Addendum: I wrote this in the afternoon. By this evening’s episode it was clear that Fallon was at last warming to Harrison Ford. Well, blimey, about time. And also, blimey, she’s easily bought off with some crappy bangle, isn’t she? Bet Jazzer wishes he’d thought of popping down to Claire’s Accessories himself.
6. Why dangle Wayne Tucson in front of us if he’s not coming back?
Soon as the boring storyline about the reformation of the Midnight Walkers arose, there were surely many of us who yelled, “Bring back Wayne!” at the radio. Fallon’s dad, Jolene’s ex, he left an indelible impression with his slow-talking, hip-jivin’ King of the Road routine. My friend Chris does a cracking impersonation of Wayne and we were hoping for some new material. Then, yes! Fallon, hearing our pleas, suggested Wayne join the band. We have been happily waiting to hear those deep-south-by-way-of-the-M6 tones for several weeks. Then tonight they blow the whole thing off with Fallon telling Rex Harrison that Wayne’s wife won’t let him strut his stuff no more. What? Why get our hopes up only to dash them so cruelly? Here’s what I think. I think Fallon suggested Wayne before the casting agent had asked if he was free. I reckon he’s busy with cruise-liner work right now.
7. Why did anyone think Jennifer’s new kitchen would be compelling radio?
Comedy builders, with mockney accents and actual legs coming through ceilings; endless boring delays; paint-drying conversations about paint drying; snobbish conversations about the difference between Butler sinks and some other crappy sinks. I mean. We had our kitchen replaced last year and I couldn’t give a stuff about Jenny’s Venetian tiles, so presumably people who haven’t recently been through renovations could give even less of one. (By the way we could cook full proper dinners in our temporary kitchen and we have a millionth of the space and time that Jenny has, so why poor Brian has to keep scavenging for his lunch is a mystery. Is it just an excuse for Jenny to down tools and finally pay her husband back for his many iniquities?)
8. Why would anyone under the age of 490 knit a matinee jacket?
Blanket, yes, ok. I can understand a blanket. Or a proper cute little jumper. But has any baby (other than a royal one, and the one taken by a dingo) ever worn a matinee jacket? This is not so much baffling as lazy writing.
Scriptwriter 1: Let’s get Lilian to try and knit something, with hilariously bad results.
Scriptwriter 2: Oh ya, it’ll be totes hilair.
Scriptwriter 1: But what could she knit?
Scriptwriter 2: Dunno, what do people knit for babies? [Googles ‘what do people knit for babies?’ First result is from ‘Ancient Things People used to Knit For Babies.’] It says matinee jacket here.

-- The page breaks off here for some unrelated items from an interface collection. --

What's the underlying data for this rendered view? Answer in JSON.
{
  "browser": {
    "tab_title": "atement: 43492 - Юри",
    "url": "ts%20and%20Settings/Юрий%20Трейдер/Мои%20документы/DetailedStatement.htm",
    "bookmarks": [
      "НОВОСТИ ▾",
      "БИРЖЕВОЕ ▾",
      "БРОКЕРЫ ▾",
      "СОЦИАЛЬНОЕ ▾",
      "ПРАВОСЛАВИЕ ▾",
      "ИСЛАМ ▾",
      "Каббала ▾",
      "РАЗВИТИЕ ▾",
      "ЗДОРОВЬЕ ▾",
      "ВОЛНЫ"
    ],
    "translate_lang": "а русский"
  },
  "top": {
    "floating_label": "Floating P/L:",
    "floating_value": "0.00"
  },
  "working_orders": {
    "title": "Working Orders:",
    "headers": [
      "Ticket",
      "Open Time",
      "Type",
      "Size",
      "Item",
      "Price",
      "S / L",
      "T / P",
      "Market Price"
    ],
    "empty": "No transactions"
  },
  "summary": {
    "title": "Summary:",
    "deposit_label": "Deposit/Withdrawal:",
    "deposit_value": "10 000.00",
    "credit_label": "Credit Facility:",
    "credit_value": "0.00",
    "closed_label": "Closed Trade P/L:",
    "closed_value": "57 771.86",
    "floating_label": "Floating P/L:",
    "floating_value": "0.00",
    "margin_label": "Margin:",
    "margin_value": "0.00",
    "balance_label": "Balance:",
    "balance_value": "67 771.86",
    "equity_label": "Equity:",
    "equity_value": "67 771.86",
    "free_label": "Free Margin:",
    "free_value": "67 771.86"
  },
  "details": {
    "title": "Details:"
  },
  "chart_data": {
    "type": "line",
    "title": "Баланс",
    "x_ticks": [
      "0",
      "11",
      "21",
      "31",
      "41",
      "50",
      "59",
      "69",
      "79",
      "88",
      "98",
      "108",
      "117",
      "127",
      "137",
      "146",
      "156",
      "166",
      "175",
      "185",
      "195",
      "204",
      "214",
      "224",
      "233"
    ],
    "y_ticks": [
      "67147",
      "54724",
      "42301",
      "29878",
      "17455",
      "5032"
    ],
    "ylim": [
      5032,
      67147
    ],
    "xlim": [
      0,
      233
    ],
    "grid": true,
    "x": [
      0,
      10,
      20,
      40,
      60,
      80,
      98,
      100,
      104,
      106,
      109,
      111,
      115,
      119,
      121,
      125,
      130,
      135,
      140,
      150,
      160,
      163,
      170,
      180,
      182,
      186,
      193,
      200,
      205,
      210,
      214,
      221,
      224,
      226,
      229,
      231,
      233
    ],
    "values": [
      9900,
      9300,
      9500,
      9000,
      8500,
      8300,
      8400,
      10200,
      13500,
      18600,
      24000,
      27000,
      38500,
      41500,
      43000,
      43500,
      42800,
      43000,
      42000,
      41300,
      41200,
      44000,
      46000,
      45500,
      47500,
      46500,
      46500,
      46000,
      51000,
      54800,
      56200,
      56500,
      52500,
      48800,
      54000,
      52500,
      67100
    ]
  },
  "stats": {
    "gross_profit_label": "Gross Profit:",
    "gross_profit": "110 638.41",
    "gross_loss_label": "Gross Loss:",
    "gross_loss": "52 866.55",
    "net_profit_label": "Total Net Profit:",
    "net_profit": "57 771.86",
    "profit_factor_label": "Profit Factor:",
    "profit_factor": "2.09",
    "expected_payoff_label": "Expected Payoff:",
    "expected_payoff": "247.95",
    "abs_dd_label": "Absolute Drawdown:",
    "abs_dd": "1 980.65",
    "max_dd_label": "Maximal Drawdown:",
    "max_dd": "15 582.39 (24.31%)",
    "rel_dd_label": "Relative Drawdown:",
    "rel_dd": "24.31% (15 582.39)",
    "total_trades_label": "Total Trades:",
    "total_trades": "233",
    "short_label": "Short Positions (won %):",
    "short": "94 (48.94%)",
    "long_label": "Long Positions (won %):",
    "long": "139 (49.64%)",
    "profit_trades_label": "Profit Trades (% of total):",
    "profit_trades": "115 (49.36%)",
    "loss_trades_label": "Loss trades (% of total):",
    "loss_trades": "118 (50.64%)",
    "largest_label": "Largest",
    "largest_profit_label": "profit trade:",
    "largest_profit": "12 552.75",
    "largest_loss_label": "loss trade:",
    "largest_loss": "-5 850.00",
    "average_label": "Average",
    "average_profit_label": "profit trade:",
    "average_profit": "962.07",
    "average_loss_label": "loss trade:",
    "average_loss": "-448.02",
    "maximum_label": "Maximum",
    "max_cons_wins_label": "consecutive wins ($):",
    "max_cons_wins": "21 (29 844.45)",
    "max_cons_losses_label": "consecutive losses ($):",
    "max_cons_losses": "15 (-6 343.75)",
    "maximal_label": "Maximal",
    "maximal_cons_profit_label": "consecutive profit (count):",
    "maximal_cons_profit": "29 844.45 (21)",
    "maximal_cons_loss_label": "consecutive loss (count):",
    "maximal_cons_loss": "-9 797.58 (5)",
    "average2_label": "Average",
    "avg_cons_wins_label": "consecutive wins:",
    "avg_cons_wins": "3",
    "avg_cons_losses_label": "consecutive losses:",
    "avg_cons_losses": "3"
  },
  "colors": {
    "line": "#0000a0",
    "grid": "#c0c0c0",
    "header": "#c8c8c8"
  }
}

Scriptwriter 1: Coolio. [Writes it down.] Wonder what a matinee jacket is?
Scriptwriter 2: Dude, who cares? At least it’ll be a couple of scenes without that chump Charlie.
N.B. I fully expect there to be a scene in which it is Charlie who discovers that Lilian has not knitted the jacket herself.
9. Why does no-one seem to remember the last new road story?
What a horrible sense of deja-vu I have about this Road B business. Haven’t we been here before, and not that long ago? (A quick google of Ancient Archers Plots reveals little so I have had to fall back on the Ancient Memory of Man of the House, who recalls Linda Snell and Kate Aldridge in an unholy alliance of nimbyism and hippyness, protesting with placards.) We already know that this story will go all the way, with tears and demos and appeals and more kick-ass scenes with Jill (I like those, mind you), and Ruth’s sighing, “Ooooh Deeeevid, things will nevah be the sem agairn”. Then at the very last minute there will be a reprieve and the Penny Hasset route will be chosen and no-one will care about them because they’re even more fictional, and everyone will go up to Lakey Hill and get tearful about the view and quietly, off mic, drink lots of champagne.
That’s just off the top of my head. What’s baffling you?
Posted by Qwerty